(SOURCE INFORMATION):
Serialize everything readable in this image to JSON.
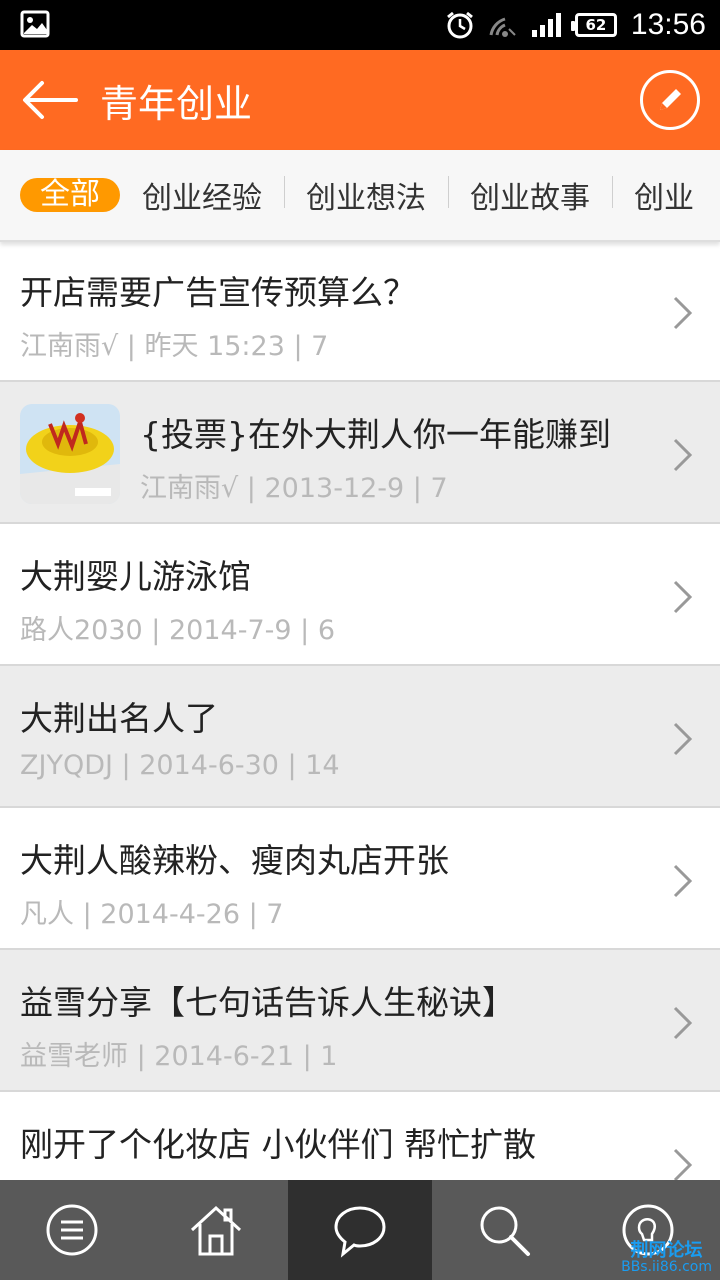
{
  "status_bar": {
    "time": "13:56",
    "battery": "62",
    "icons": [
      "image-icon",
      "alarm-icon",
      "wifi-icon",
      "signal-icon",
      "battery-icon"
    ]
  },
  "header": {
    "title": "青年创业",
    "color": "#ff6a22"
  },
  "categories": {
    "active_color": "#ff9900",
    "tabs": [
      {
        "label": "全部",
        "active": true
      },
      {
        "label": "创业经验",
        "active": false
      },
      {
        "label": "创业想法",
        "active": false
      },
      {
        "label": "创业故事",
        "active": false
      },
      {
        "label": "创业",
        "active": false
      }
    ]
  },
  "posts": [
    {
      "title": "开店需要广告宣传预算么？",
      "author": "江南雨√",
      "sep1": " | ",
      "date": "昨天 15:23",
      "sep2": " | ",
      "replies": "7"
    },
    {
      "title": "{投票}在外大荆人你一年能赚到",
      "author": "江南雨√",
      "sep1": " | ",
      "date": "2013-12-9",
      "sep2": " | ",
      "replies": "7",
      "thumbnail": true
    },
    {
      "title": "大荆婴儿游泳馆",
      "author": "路人2030",
      "sep1": " | ",
      "date": "2014-7-9",
      "sep2": " | ",
      "replies": "6"
    },
    {
      "title": "大荆出名人了",
      "author": "ZJYQDJ",
      "sep1": " | ",
      "date": "2014-6-30",
      "sep2": " | ",
      "replies": "14"
    },
    {
      "title": "大荆人酸辣粉、瘦肉丸店开张",
      "author": "凡人",
      "sep1": " | ",
      "date": "2014-4-26",
      "sep2": " | ",
      "replies": "7"
    },
    {
      "title": "益雪分享【七句话告诉人生秘诀】",
      "author": "益雪老师",
      "sep1": " | ",
      "date": "2014-6-21",
      "sep2": " | ",
      "replies": "1"
    },
    {
      "title": "刚开了个化妆店 小伙伴们 帮忙扩散",
      "author": "",
      "sep1": "",
      "date": "",
      "sep2": "",
      "replies": ""
    }
  ],
  "bottom_nav": {
    "items": [
      "menu-icon",
      "home-icon",
      "chat-icon",
      "search-icon",
      "bulb-icon"
    ],
    "active_index": 2
  },
  "watermark": {
    "line1": "荆网论坛",
    "line2": "BBs.ii86.com"
  }
}
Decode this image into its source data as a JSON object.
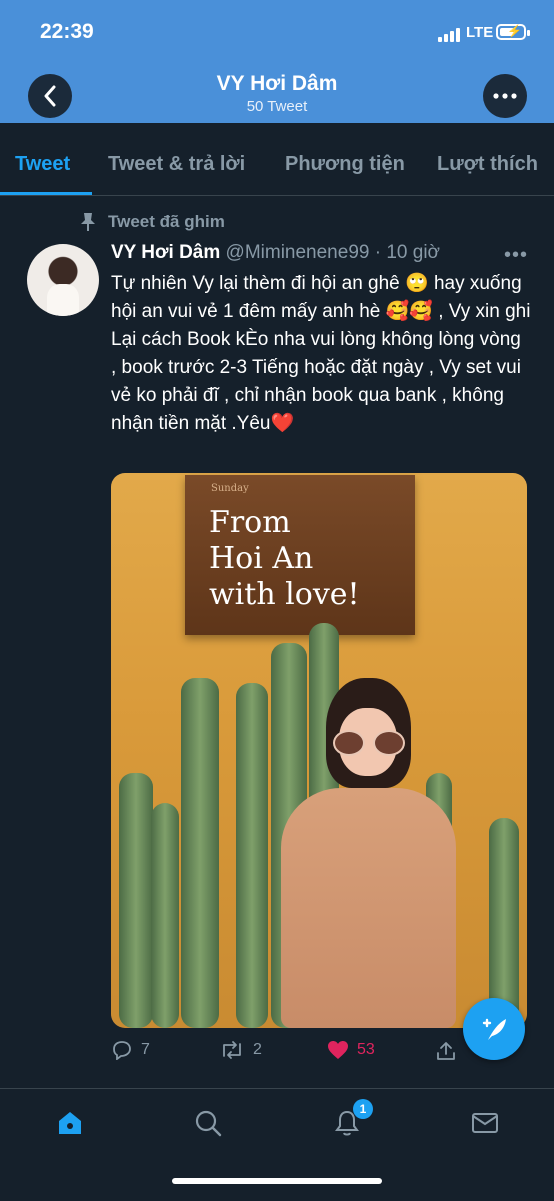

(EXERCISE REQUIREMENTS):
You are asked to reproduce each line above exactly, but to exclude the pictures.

(SOLUTION TO THE EXERCISE):
Serialize everything readable in this image to JSON.
{
  "status_bar": {
    "time": "13:56",
    "battery": "62",
    "icons": [
      "image-icon",
      "alarm-icon",
      "wifi-icon",
      "signal-icon",
      "battery-icon"
    ]
  },
  "header": {
    "title": "青年创业",
    "color": "#ff6a22"
  },
  "categories": {
    "active_color": "#ff9900",
    "tabs": [
      {
        "label": "全部",
        "active": true
      },
      {
        "label": "创业经验",
        "active": false
      },
      {
        "label": "创业想法",
        "active": false
      },
      {
        "label": "创业故事",
        "active": false
      },
      {
        "label": "创业",
        "active": false
      }
    ]
  },
  "posts": [
    {
      "title": "开店需要广告宣传预算么？",
      "author": "江南雨√",
      "sep1": " | ",
      "date": "昨天 15:23",
      "sep2": " | ",
      "replies": "7"
    },
    {
      "title": "{投票}在外大荆人你一年能赚到",
      "author": "江南雨√",
      "sep1": " | ",
      "date": "2013-12-9",
      "sep2": " | ",
      "replies": "7",
      "thumbnail": true
    },
    {
      "title": "大荆婴儿游泳馆",
      "author": "路人2030",
      "sep1": " | ",
      "date": "2014-7-9",
      "sep2": " | ",
      "replies": "6"
    },
    {
      "title": "大荆出名人了",
      "author": "ZJYQDJ",
      "sep1": " | ",
      "date": "2014-6-30",
      "sep2": " | ",
      "replies": "14"
    },
    {
      "title": "大荆人酸辣粉、瘦肉丸店开张",
      "author": "凡人",
      "sep1": " | ",
      "date": "2014-4-26",
      "sep2": " | ",
      "replies": "7"
    },
    {
      "title": "益雪分享【七句话告诉人生秘诀】",
      "author": "益雪老师",
      "sep1": " | ",
      "date": "2014-6-21",
      "sep2": " | ",
      "replies": "1"
    },
    {
      "title": "刚开了个化妆店 小伙伴们 帮忙扩散",
      "author": "",
      "sep1": "",
      "date": "",
      "sep2": "",
      "replies": ""
    }
  ],
  "bottom_nav": {
    "items": [
      "menu-icon",
      "home-icon",
      "chat-icon",
      "search-icon",
      "bulb-icon"
    ],
    "active_index": 2
  },
  "watermark": {
    "line1": "荆网论坛",
    "line2": "BBs.ii86.com"
  }
}
Decode this image into its source data as a JSON object.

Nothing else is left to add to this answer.